These benefits only accrue as assisted driving features find their way into the fleet. This can be a slow process. It is estimated that electronic stability control, which has been available as an option for many years and has been mandatory since 2012, will not reach 95% penetration until 2029. This is because the average age of automobiles is a bit more than 11 years. Thus, anything that can hasten the adoption of these safety features (and others that are to come) benefits everyone.
Encouraging adoption directly implicates insurance. Auto insurance is one of the more expensive costs of owning a car. The cost of these safety features, either as an option or as a standard feature, is also an expense of owning a car. It is critical that savings from the lower frequency and severity of accidents be rapidly passed on to car owners in lower insurance rates, which will help offset the added cost and promote more rapid adoption.
Even when assisted driving features become standard, which will be some years in the future, the majority of the existing fleet may still be on the road for another 11 years or so. Passing substantial insurance savings to potential purchasers will make retiring the old heap more palatable.
Policy makers and regulators can play an important part in facilitating adoption of these safer cars. Laws and regulations that may impede the rapid distribution of insurance savings to insureds should be streamlined. Likewise, some driver-centric rating systems that may distort rates by artificially depressing the weight given to the safety of the vehicle should be reviewed.

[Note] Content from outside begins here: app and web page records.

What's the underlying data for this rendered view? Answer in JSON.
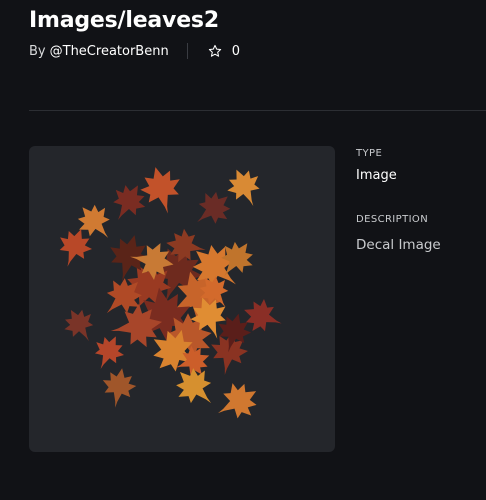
{
  "asset": {
    "title": "Images/leaves2",
    "by_prefix": "By",
    "creator": "@TheCreatorBenn",
    "favorite_count": "0"
  },
  "icons": {
    "favorite": "star-outline-icon"
  },
  "details": {
    "type_label": "TYPE",
    "type_value": "Image",
    "description_label": "DESCRIPTION",
    "description_value": "Decal Image"
  },
  "colors": {
    "background": "#111216",
    "thumbnail_background": "#24262b",
    "leaf_orange": "#d8782a",
    "leaf_red": "#8a2f1f",
    "leaf_brown": "#5a2a1c"
  }
}
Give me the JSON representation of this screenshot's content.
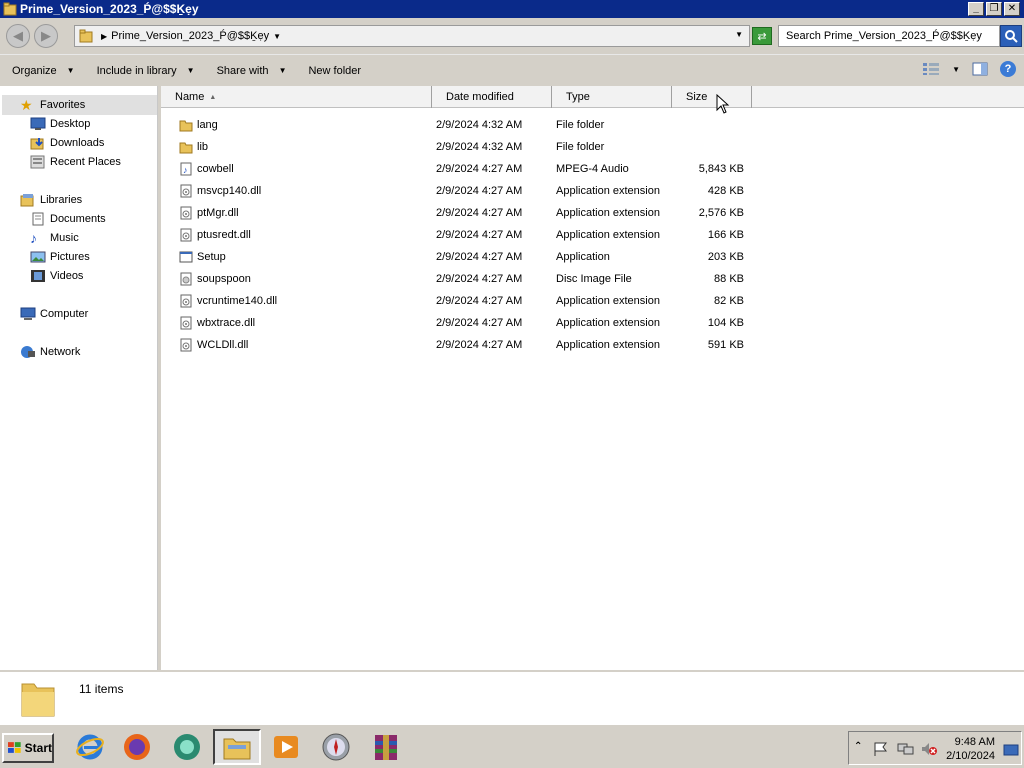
{
  "window": {
    "title": "Prime_Version_2023_Ṕ@$$Ḵẹy"
  },
  "address": {
    "crumb": "Prime_Version_2023_Ṕ@$$Ḵẹy",
    "search_placeholder": "Search Prime_Version_2023_Ṕ@$$Ḵẹy"
  },
  "toolbar": {
    "organize": "Organize",
    "include_in_library": "Include in library",
    "share_with": "Share with",
    "new_folder": "New folder"
  },
  "nav": {
    "favorites": "Favorites",
    "desktop": "Desktop",
    "downloads": "Downloads",
    "recent_places": "Recent Places",
    "libraries": "Libraries",
    "documents": "Documents",
    "music": "Music",
    "pictures": "Pictures",
    "videos": "Videos",
    "computer": "Computer",
    "network": "Network"
  },
  "columns": {
    "name": "Name",
    "date_modified": "Date modified",
    "type": "Type",
    "size": "Size"
  },
  "files": [
    {
      "name": "lang",
      "date": "2/9/2024 4:32 AM",
      "type": "File folder",
      "size": "",
      "icon": "folder-icon"
    },
    {
      "name": "lib",
      "date": "2/9/2024 4:32 AM",
      "type": "File folder",
      "size": "",
      "icon": "folder-icon"
    },
    {
      "name": "cowbell",
      "date": "2/9/2024 4:27 AM",
      "type": "MPEG-4 Audio",
      "size": "5,843 KB",
      "icon": "audio-file-icon"
    },
    {
      "name": "msvcp140.dll",
      "date": "2/9/2024 4:27 AM",
      "type": "Application extension",
      "size": "428 KB",
      "icon": "dll-file-icon"
    },
    {
      "name": "ptMgr.dll",
      "date": "2/9/2024 4:27 AM",
      "type": "Application extension",
      "size": "2,576 KB",
      "icon": "dll-file-icon"
    },
    {
      "name": "ptusredt.dll",
      "date": "2/9/2024 4:27 AM",
      "type": "Application extension",
      "size": "166 KB",
      "icon": "dll-file-icon"
    },
    {
      "name": "Setup",
      "date": "2/9/2024 4:27 AM",
      "type": "Application",
      "size": "203 KB",
      "icon": "application-icon"
    },
    {
      "name": "soupspoon",
      "date": "2/9/2024 4:27 AM",
      "type": "Disc Image File",
      "size": "88 KB",
      "icon": "disc-image-icon"
    },
    {
      "name": "vcruntime140.dll",
      "date": "2/9/2024 4:27 AM",
      "type": "Application extension",
      "size": "82 KB",
      "icon": "dll-file-icon"
    },
    {
      "name": "wbxtrace.dll",
      "date": "2/9/2024 4:27 AM",
      "type": "Application extension",
      "size": "104 KB",
      "icon": "dll-file-icon"
    },
    {
      "name": "WCLDll.dll",
      "date": "2/9/2024 4:27 AM",
      "type": "Application extension",
      "size": "591 KB",
      "icon": "dll-file-icon"
    }
  ],
  "status": {
    "item_count": "11 items"
  },
  "taskbar": {
    "start": "Start",
    "time": "9:48 AM",
    "date": "2/10/2024"
  },
  "colors": {
    "titlebar": "#0a2a8a",
    "chrome": "#d4d0c8",
    "folder": "#e8c25a"
  }
}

Self-driving vehicles of the future have captured the attention of the public and the insurance industry. While many have been looking toward that day, enormous improvements in safety-critical technology are taking place right now. In a sense, the future is already here. Cars are taking over many safety-critical functions from their more fallible drivers. Insurers and policy makers must adjust.